Sharing Her Passion for Knowledge
Monday, July 9, 2012
As a leading researcher in pure mathematics, many see Monica VanDieren, Ph.D., as a role model—and rightly so. But this comes as a surprise to her.
"That was never really my goal," says VanDieren, professor of mathematics at RMU. "I want to learn. I want to contribute to the creation of new knowledge and to be able to share new discoveries with students so that they may become excited about STEM advancements and make discoveries of their own."
VanDieren's research focuses mainly on 20th-century math and theorems, looking at what is known and proving new theorems from that knowledge. Her specialty lies in mathematical logic." New mathematics is being created every day," she says, "and it is exciting to be able to import this new knowledge into classes and outreach activities.”
This spring VanDieren and fellow professor Heather Pinson, Ph.D., interim head of RMU's Department of Communications, are collaborating in "Math, Music, and Art", a course that discusses common themes shared by musicians and mathematicians. First taught in spring of 2011, the class, which was recognized by the National Collegiate Honors Council as a model course, identifies four specific themes in 20th-century math and art: symmetry, infinity and the finite, searching for truth or one's true self, and improvisation as part of the creative process.
"The students connect with this class in a different way," says VanDieren. "They learn not only about 20th-century math, music, and art productions, but they are also exposed to the personal stories of the mathematicians, artists, and musicians who struggled to break down walls and make advances to redefine their disciplines."
In 2011, honors student Jaclyn Wilson, then a sophomore, presented her final project, "Neo-Riemannian Theory and John Williams’ Music", at the Mathematical Association of America's MathFest event. That same year, an actuarial science major wrote a four-page poem about the creative process, and another group of students wrote and performed their own classical arrangement of Pachelbel's Canon in D Major, influenced by mathematical symmetries.
VanDieren’s devotion to education extends beyond research in her field as well. When she first arrived at RMU, she played a major role in developing the university's Expanding Your Horizons Initiative, designed to encourage girls in junior high to become more involved in science, technology, engineering, and mathematics (a.k.a. STEM) fields.
She also serves as co-director of RMU's Honors Program, along with Philip J. Harold, Ph.D., political science associate professor and dean of the School of Education and Social Sciences. "The honors program enables me to see the impact that RMU has had on the lives of its students," says VanDieren. "I see most of them almost daily for the four years they’re in college, and I still talk with some of them after they graduate, getting feedback on how we’re affecting their lives. It’s a very rewarding part of the job."
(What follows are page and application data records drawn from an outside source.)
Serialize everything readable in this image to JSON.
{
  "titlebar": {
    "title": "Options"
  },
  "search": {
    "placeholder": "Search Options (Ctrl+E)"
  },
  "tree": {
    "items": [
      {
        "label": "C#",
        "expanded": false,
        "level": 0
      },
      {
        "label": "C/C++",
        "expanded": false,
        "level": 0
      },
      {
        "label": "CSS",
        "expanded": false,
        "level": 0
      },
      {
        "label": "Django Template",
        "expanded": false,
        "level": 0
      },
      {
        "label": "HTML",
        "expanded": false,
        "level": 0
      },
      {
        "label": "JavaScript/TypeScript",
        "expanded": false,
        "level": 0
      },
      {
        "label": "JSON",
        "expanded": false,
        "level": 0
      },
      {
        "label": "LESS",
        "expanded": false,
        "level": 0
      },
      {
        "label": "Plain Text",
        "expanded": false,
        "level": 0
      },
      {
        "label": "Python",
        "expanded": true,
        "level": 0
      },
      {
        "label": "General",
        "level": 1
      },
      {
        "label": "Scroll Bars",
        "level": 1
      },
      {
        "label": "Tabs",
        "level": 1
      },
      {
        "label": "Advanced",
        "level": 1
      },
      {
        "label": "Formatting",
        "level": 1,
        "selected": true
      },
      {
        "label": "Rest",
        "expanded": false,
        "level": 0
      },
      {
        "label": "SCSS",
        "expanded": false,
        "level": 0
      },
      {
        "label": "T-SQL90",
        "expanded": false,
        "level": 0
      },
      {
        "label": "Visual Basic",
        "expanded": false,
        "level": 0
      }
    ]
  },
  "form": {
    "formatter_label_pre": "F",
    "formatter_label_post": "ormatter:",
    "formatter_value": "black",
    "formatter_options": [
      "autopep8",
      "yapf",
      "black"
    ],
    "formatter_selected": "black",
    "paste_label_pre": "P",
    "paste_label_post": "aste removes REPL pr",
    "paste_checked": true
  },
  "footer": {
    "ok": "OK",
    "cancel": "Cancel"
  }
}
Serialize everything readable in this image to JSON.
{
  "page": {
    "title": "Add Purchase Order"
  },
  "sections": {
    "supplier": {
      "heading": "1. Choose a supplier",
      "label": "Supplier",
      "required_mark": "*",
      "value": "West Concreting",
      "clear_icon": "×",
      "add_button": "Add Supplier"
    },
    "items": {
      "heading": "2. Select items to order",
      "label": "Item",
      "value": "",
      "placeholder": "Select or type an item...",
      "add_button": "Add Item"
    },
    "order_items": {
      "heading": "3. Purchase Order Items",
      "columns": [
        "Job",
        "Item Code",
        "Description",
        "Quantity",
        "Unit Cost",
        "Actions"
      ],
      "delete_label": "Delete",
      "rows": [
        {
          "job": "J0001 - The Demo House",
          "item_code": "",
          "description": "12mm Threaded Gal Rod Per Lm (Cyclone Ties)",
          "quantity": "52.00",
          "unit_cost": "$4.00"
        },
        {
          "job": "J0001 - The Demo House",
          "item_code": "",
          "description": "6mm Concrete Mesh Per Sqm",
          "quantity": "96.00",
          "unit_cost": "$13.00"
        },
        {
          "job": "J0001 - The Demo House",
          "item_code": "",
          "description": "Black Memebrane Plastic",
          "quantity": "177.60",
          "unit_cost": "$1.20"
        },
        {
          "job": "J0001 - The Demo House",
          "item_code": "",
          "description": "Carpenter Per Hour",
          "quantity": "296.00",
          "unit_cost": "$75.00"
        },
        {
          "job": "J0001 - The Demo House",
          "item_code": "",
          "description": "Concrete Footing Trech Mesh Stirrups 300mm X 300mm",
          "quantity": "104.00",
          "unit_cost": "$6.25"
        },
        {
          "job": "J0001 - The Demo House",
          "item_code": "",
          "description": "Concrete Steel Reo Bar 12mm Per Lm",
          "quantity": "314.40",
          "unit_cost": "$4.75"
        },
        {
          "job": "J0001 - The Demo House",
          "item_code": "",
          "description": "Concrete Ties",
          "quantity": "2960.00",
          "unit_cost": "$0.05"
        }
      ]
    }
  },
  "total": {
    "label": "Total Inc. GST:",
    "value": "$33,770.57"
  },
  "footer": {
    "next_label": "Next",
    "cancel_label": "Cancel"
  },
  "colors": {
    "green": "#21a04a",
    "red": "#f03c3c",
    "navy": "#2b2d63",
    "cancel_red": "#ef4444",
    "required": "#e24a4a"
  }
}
When VanDieren first got involved with the honors program in 2008, there were fewer than 80 students participating; today there are 170. The program's curriculum has expanded over the years from just humanities and communication skills to include other disciplines and now includes majors from every one of RMU's five academic schools. The overall quality of the program has improved as well, thanks to greater faculty involvement as well as the over 50 on-campus events throughout the year, which include round table presentations, guest speakers, book clubs and more. In-coming freshman honors students get a chance to get an early start on their education by participating in a summer reading program, and honors students even have their own honors dorm, creating a true living-learning environment.
"The students are really taking ownership of their education based on their interests and their career goals," says VanDieren. "They are creating new knowledge—stuff they won't find in any textbook. They're really breaking new ground."